"""

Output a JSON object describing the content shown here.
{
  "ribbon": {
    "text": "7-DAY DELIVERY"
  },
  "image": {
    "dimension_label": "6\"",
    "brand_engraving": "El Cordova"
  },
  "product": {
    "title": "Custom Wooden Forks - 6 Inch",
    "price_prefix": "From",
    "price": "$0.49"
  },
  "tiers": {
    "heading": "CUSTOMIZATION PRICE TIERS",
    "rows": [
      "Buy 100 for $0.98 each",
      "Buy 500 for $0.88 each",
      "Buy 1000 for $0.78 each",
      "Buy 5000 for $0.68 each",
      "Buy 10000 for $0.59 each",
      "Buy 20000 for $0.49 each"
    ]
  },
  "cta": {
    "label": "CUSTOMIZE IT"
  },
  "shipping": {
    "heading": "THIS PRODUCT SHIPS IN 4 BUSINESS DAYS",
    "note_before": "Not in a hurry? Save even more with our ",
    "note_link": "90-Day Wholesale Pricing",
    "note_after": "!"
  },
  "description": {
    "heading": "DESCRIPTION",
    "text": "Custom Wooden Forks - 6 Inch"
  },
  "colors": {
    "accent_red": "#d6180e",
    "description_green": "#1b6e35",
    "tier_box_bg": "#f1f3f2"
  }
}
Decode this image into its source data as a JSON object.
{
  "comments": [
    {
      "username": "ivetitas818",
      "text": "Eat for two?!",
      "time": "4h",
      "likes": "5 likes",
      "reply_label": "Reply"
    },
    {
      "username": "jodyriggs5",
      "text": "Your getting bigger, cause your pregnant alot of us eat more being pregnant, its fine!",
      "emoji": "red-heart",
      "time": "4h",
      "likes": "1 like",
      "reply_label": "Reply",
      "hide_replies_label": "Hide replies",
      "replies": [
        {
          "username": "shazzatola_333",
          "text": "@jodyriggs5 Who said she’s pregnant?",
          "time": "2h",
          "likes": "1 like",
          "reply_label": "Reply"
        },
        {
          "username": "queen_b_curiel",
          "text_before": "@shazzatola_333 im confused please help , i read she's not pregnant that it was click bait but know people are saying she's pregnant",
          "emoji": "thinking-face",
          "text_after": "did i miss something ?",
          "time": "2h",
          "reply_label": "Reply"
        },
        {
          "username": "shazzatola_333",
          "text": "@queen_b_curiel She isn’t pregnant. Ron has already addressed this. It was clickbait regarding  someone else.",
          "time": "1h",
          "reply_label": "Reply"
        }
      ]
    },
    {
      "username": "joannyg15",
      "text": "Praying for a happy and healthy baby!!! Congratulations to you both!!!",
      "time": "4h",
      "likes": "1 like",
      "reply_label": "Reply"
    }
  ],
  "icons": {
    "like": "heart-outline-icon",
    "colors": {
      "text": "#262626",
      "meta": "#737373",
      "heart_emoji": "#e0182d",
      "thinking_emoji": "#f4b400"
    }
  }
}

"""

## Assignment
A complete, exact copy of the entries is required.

## Response
Output a JSON object describing the content shown here.
{
  "ribbon": {
    "text": "7-DAY DELIVERY"
  },
  "image": {
    "dimension_label": "6\"",
    "brand_engraving": "El Cordova"
  },
  "product": {
    "title": "Custom Wooden Forks - 6 Inch",
    "price_prefix": "From",
    "price": "$0.49"
  },
  "tiers": {
    "heading": "CUSTOMIZATION PRICE TIERS",
    "rows": [
      "Buy 100 for $0.98 each",
      "Buy 500 for $0.88 each",
      "Buy 1000 for $0.78 each",
      "Buy 5000 for $0.68 each",
      "Buy 10000 for $0.59 each",
      "Buy 20000 for $0.49 each"
    ]
  },
  "cta": {
    "label": "CUSTOMIZE IT"
  },
  "shipping": {
    "heading": "THIS PRODUCT SHIPS IN 4 BUSINESS DAYS",
    "note_before": "Not in a hurry? Save even more with our ",
    "note_link": "90-Day Wholesale Pricing",
    "note_after": "!"
  },
  "description": {
    "heading": "DESCRIPTION",
    "text": "Custom Wooden Forks - 6 Inch"
  },
  "colors": {
    "accent_red": "#d6180e",
    "description_green": "#1b6e35",
    "tier_box_bg": "#f1f3f2"
  }
}
Decode this image into its source data as a JSON object.
{
  "comments": [
    {
      "username": "ivetitas818",
      "text": "Eat for two?!",
      "time": "4h",
      "likes": "5 likes",
      "reply_label": "Reply"
    },
    {
      "username": "jodyriggs5",
      "text": "Your getting bigger, cause your pregnant alot of us eat more being pregnant, its fine!",
      "emoji": "red-heart",
      "time": "4h",
      "likes": "1 like",
      "reply_label": "Reply",
      "hide_replies_label": "Hide replies",
      "replies": [
        {
          "username": "shazzatola_333",
          "text": "@jodyriggs5 Who said she’s pregnant?",
          "time": "2h",
          "likes": "1 like",
          "reply_label": "Reply"
        },
        {
          "username": "queen_b_curiel",
          "text_before": "@shazzatola_333 im confused please help , i read she's not pregnant that it was click bait but know people are saying she's pregnant",
          "emoji": "thinking-face",
          "text_after": "did i miss something ?",
          "time": "2h",
          "reply_label": "Reply"
        },
        {
          "username": "shazzatola_333",
          "text": "@queen_b_curiel She isn’t pregnant. Ron has already addressed this. It was clickbait regarding  someone else.",
          "time": "1h",
          "reply_label": "Reply"
        }
      ]
    },
    {
      "username": "joannyg15",
      "text": "Praying for a happy and healthy baby!!! Congratulations to you both!!!",
      "time": "4h",
      "likes": "1 like",
      "reply_label": "Reply"
    }
  ],
  "icons": {
    "like": "heart-outline-icon",
    "colors": {
      "text": "#262626",
      "meta": "#737373",
      "heart_emoji": "#e0182d",
      "thinking_emoji": "#f4b400"
    }
  }
}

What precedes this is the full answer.